Could you restate the entries word for word, without the images?

================================

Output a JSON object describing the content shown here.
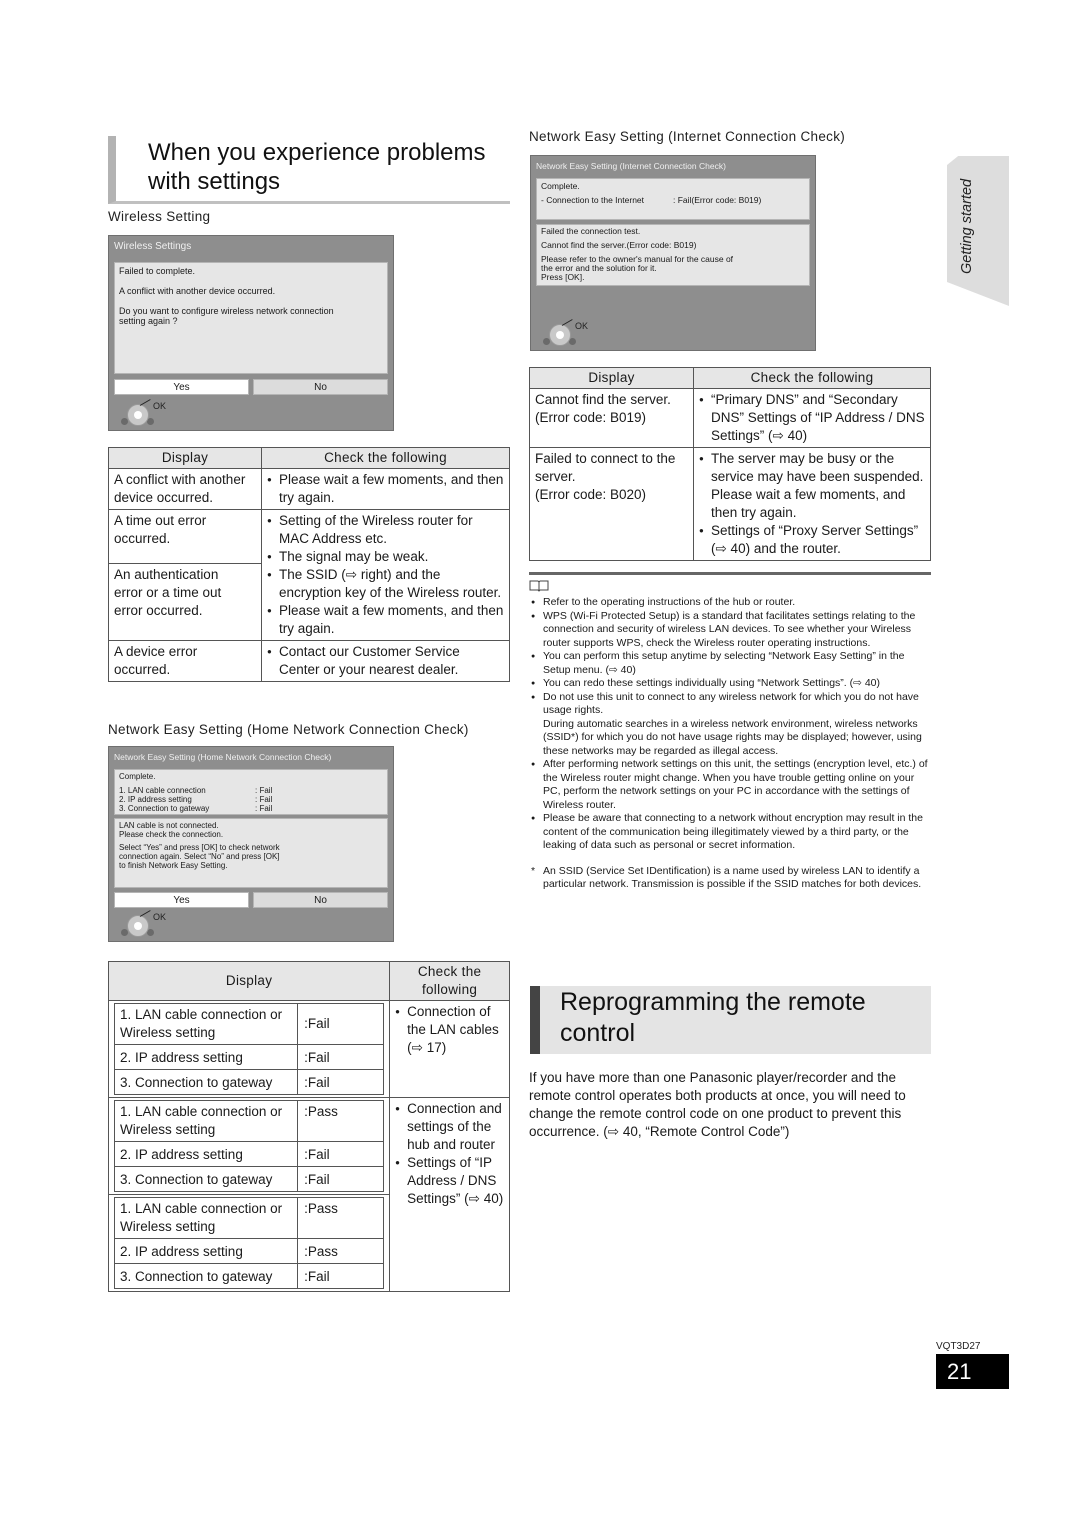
{
  "left_section": {
    "title_line1": "When you experience problems",
    "title_line2": "with settings",
    "wireless": {
      "caption": "Wireless Setting",
      "screen": {
        "title": "Wireless Settings",
        "lines": [
          "Failed to complete.",
          "A conflict with another device occurred.",
          "Do you want to configure wireless network connection",
          "setting again ?"
        ],
        "yes": "Yes",
        "no": "No",
        "ok": "OK"
      },
      "table": {
        "headers": [
          "Display",
          "Check the following"
        ],
        "rows": [
          {
            "display": [
              "A conflict with another",
              "device occurred."
            ],
            "checks": [
              "Please wait a few moments, and then try again."
            ]
          },
          {
            "display": [
              "A time out error",
              "occurred."
            ]
          },
          {
            "display": [
              "An authentication",
              "error or a time out",
              "error occurred."
            ]
          },
          {
            "display": [
              "A device error",
              "occurred."
            ],
            "checks": [
              "Contact our Customer Service Center or your nearest dealer."
            ]
          }
        ],
        "shared_checks": [
          "Setting of the Wireless router for MAC Address etc.",
          "The signal may be weak.",
          "The SSID (⇨ right) and the encryption key of the Wireless router.",
          "Please wait a few moments, and then try again."
        ]
      }
    },
    "home_network": {
      "caption": "Network Easy Setting (Home Network Connection Check)",
      "screen": {
        "title": "Network Easy Setting (Home Network Connection Check)",
        "complete": "Complete.",
        "items": [
          {
            "label": "1. LAN cable connection",
            "value": ": Fail"
          },
          {
            "label": "2. IP address setting",
            "value": ": Fail"
          },
          {
            "label": "3. Connection to gateway",
            "value": ": Fail"
          }
        ],
        "msg1": "LAN cable is not connected.",
        "msg2": "Please check the connection.",
        "msg3": "Select “Yes” and press [OK] to check network",
        "msg4": "connection again. Select “No” and press [OK]",
        "msg5": "to finish Network Easy Setting.",
        "yes": "Yes",
        "no": "No",
        "ok": "OK"
      },
      "table": {
        "headers": [
          "Display",
          "Check the following"
        ],
        "groups": [
          {
            "rows": [
              {
                "label": "1. LAN cable connection or Wireless setting",
                "value": ":Fail"
              },
              {
                "label": "2. IP address setting",
                "value": ":Fail"
              },
              {
                "label": "3. Connection to gateway",
                "value": ":Fail"
              }
            ]
          },
          {
            "rows": [
              {
                "label": "1. LAN cable connection or Wireless setting",
                "value": ":Pass"
              },
              {
                "label": "2. IP address setting",
                "value": ":Fail"
              },
              {
                "label": "3. Connection to gateway",
                "value": ":Fail"
              }
            ]
          },
          {
            "rows": [
              {
                "label": "1. LAN cable connection or Wireless setting",
                "value": ":Pass"
              },
              {
                "label": "2. IP address setting",
                "value": ":Pass"
              },
              {
                "label": "3. Connection to gateway",
                "value": ":Fail"
              }
            ]
          }
        ],
        "check1": "Connection of the LAN cables (⇨ 17)",
        "check2a": "Connection and settings of the hub and router",
        "check2b": "Settings of “IP Address / DNS Settings” (⇨ 40)"
      }
    }
  },
  "right_section": {
    "internet": {
      "caption": "Network Easy Setting (Internet Connection Check)",
      "screen": {
        "title": "Network Easy Setting (Internet Connection Check)",
        "complete": "Complete.",
        "item_label": "- Connection to the Internet",
        "item_value": ":   Fail(Error code: B019)",
        "msg1": "Failed the connection test.",
        "msg2": "Cannot find the server.(Error code: B019)",
        "msg3": "Please refer to the owner's manual for the cause of",
        "msg4": "the error and the solution for it.",
        "msg5": "Press [OK].",
        "ok": "OK"
      },
      "table": {
        "headers": [
          "Display",
          "Check the following"
        ],
        "rows": [
          {
            "display": [
              "Cannot find the server.",
              "(Error code: B019)"
            ],
            "checks": [
              "“Primary DNS” and “Secondary DNS” Settings of “IP Address / DNS Settings” (⇨ 40)"
            ]
          },
          {
            "display": [
              "Failed to connect to the",
              "server.",
              "(Error code: B020)"
            ],
            "checks": [
              "The server may be busy or the service may have been suspended. Please wait a few moments, and then try again.",
              "Settings of “Proxy Server Settings” (⇨ 40) and the router."
            ]
          }
        ]
      }
    },
    "notes": [
      "Refer to the operating instructions of the hub or router.",
      "WPS (Wi-Fi Protected Setup) is a standard that facilitates settings relating to the connection and security of wireless LAN devices. To see whether your Wireless router supports WPS, check the Wireless router operating instructions.",
      "You can perform this setup anytime by selecting “Network Easy Setting” in the Setup menu. (⇨ 40)",
      "You can redo these settings individually using “Network Settings”. (⇨ 40)",
      "Do not use this unit to connect to any wireless network for which you do not have usage rights.",
      "After performing network settings on this unit, the settings (encryption level, etc.) of the Wireless router might change. When you have trouble getting online on your PC, perform the network settings on your PC in accordance with the settings of Wireless router.",
      "Please be aware that connecting to a network without encryption may result in the content of the communication being illegitimately viewed by a third party, or the leaking of data such as personal or secret information."
    ],
    "note_4_extra": "During automatic searches in a wireless network environment, wireless networks (SSID*) for which you do not have usage rights may be displayed; however, using these networks may be regarded as illegal access.",
    "footnote_mark": "*",
    "footnote": "An SSID (Service Set IDentification) is a name used by wireless LAN to identify a particular network. Transmission is possible if the SSID matches for both devices.",
    "remote": {
      "title_line1": "Reprogramming the remote",
      "title_line2": "control",
      "body": "If you have more than one Panasonic player/recorder and the remote control operates both products at once, you will need to change the remote control code on one product to prevent this occurrence. (⇨ 40, “Remote Control Code”)"
    }
  },
  "side_tab": "Getting started",
  "footer": {
    "doc_code": "VQT3D27",
    "page_number": "21"
  }
}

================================

_Result of the task_
Output a JSON object describing the content shown here.
{
  "left_section": {
    "title_line1": "When you experience problems",
    "title_line2": "with settings",
    "wireless": {
      "caption": "Wireless Setting",
      "screen": {
        "title": "Wireless Settings",
        "lines": [
          "Failed to complete.",
          "A conflict with another device occurred.",
          "Do you want to configure wireless network connection",
          "setting again ?"
        ],
        "yes": "Yes",
        "no": "No",
        "ok": "OK"
      },
      "table": {
        "headers": [
          "Display",
          "Check the following"
        ],
        "rows": [
          {
            "display": [
              "A conflict with another",
              "device occurred."
            ],
            "checks": [
              "Please wait a few moments, and then try again."
            ]
          },
          {
            "display": [
              "A time out error",
              "occurred."
            ]
          },
          {
            "display": [
              "An authentication",
              "error or a time out",
              "error occurred."
            ]
          },
          {
            "display": [
              "A device error",
              "occurred."
            ],
            "checks": [
              "Contact our Customer Service Center or your nearest dealer."
            ]
          }
        ],
        "shared_checks": [
          "Setting of the Wireless router for MAC Address etc.",
          "The signal may be weak.",
          "The SSID (⇨ right) and the encryption key of the Wireless router.",
          "Please wait a few moments, and then try again."
        ]
      }
    },
    "home_network": {
      "caption": "Network Easy Setting (Home Network Connection Check)",
      "screen": {
        "title": "Network Easy Setting (Home Network Connection Check)",
        "complete": "Complete.",
        "items": [
          {
            "label": "1. LAN cable connection",
            "value": ": Fail"
          },
          {
            "label": "2. IP address setting",
            "value": ": Fail"
          },
          {
            "label": "3. Connection to gateway",
            "value": ": Fail"
          }
        ],
        "msg1": "LAN cable is not connected.",
        "msg2": "Please check the connection.",
        "msg3": "Select “Yes” and press [OK] to check network",
        "msg4": "connection again. Select “No” and press [OK]",
        "msg5": "to finish Network Easy Setting.",
        "yes": "Yes",
        "no": "No",
        "ok": "OK"
      },
      "table": {
        "headers": [
          "Display",
          "Check the following"
        ],
        "groups": [
          {
            "rows": [
              {
                "label": "1. LAN cable connection or Wireless setting",
                "value": ":Fail"
              },
              {
                "label": "2. IP address setting",
                "value": ":Fail"
              },
              {
                "label": "3. Connection to gateway",
                "value": ":Fail"
              }
            ]
          },
          {
            "rows": [
              {
                "label": "1. LAN cable connection or Wireless setting",
                "value": ":Pass"
              },
              {
                "label": "2. IP address setting",
                "value": ":Fail"
              },
              {
                "label": "3. Connection to gateway",
                "value": ":Fail"
              }
            ]
          },
          {
            "rows": [
              {
                "label": "1. LAN cable connection or Wireless setting",
                "value": ":Pass"
              },
              {
                "label": "2. IP address setting",
                "value": ":Pass"
              },
              {
                "label": "3. Connection to gateway",
                "value": ":Fail"
              }
            ]
          }
        ],
        "check1": "Connection of the LAN cables (⇨ 17)",
        "check2a": "Connection and settings of the hub and router",
        "check2b": "Settings of “IP Address / DNS Settings” (⇨ 40)"
      }
    }
  },
  "right_section": {
    "internet": {
      "caption": "Network Easy Setting (Internet Connection Check)",
      "screen": {
        "title": "Network Easy Setting (Internet Connection Check)",
        "complete": "Complete.",
        "item_label": "- Connection to the Internet",
        "item_value": ":   Fail(Error code: B019)",
        "msg1": "Failed the connection test.",
        "msg2": "Cannot find the server.(Error code: B019)",
        "msg3": "Please refer to the owner's manual for the cause of",
        "msg4": "the error and the solution for it.",
        "msg5": "Press [OK].",
        "ok": "OK"
      },
      "table": {
        "headers": [
          "Display",
          "Check the following"
        ],
        "rows": [
          {
            "display": [
              "Cannot find the server.",
              "(Error code: B019)"
            ],
            "checks": [
              "“Primary DNS” and “Secondary DNS” Settings of “IP Address / DNS Settings” (⇨ 40)"
            ]
          },
          {
            "display": [
              "Failed to connect to the",
              "server.",
              "(Error code: B020)"
            ],
            "checks": [
              "The server may be busy or the service may have been suspended. Please wait a few moments, and then try again.",
              "Settings of “Proxy Server Settings” (⇨ 40) and the router."
            ]
          }
        ]
      }
    },
    "notes": [
      "Refer to the operating instructions of the hub or router.",
      "WPS (Wi-Fi Protected Setup) is a standard that facilitates settings relating to the connection and security of wireless LAN devices. To see whether your Wireless router supports WPS, check the Wireless router operating instructions.",
      "You can perform this setup anytime by selecting “Network Easy Setting” in the Setup menu. (⇨ 40)",
      "You can redo these settings individually using “Network Settings”. (⇨ 40)",
      "Do not use this unit to connect to any wireless network for which you do not have usage rights.",
      "After performing network settings on this unit, the settings (encryption level, etc.) of the Wireless router might change. When you have trouble getting online on your PC, perform the network settings on your PC in accordance with the settings of Wireless router.",
      "Please be aware that connecting to a network without encryption may result in the content of the communication being illegitimately viewed by a third party, or the leaking of data such as personal or secret information."
    ],
    "note_4_extra": "During automatic searches in a wireless network environment, wireless networks (SSID*) for which you do not have usage rights may be displayed; however, using these networks may be regarded as illegal access.",
    "footnote_mark": "*",
    "footnote": "An SSID (Service Set IDentification) is a name used by wireless LAN to identify a particular network. Transmission is possible if the SSID matches for both devices.",
    "remote": {
      "title_line1": "Reprogramming the remote",
      "title_line2": "control",
      "body": "If you have more than one Panasonic player/recorder and the remote control operates both products at once, you will need to change the remote control code on one product to prevent this occurrence. (⇨ 40, “Remote Control Code”)"
    }
  },
  "side_tab": "Getting started",
  "footer": {
    "doc_code": "VQT3D27",
    "page_number": "21"
  }
}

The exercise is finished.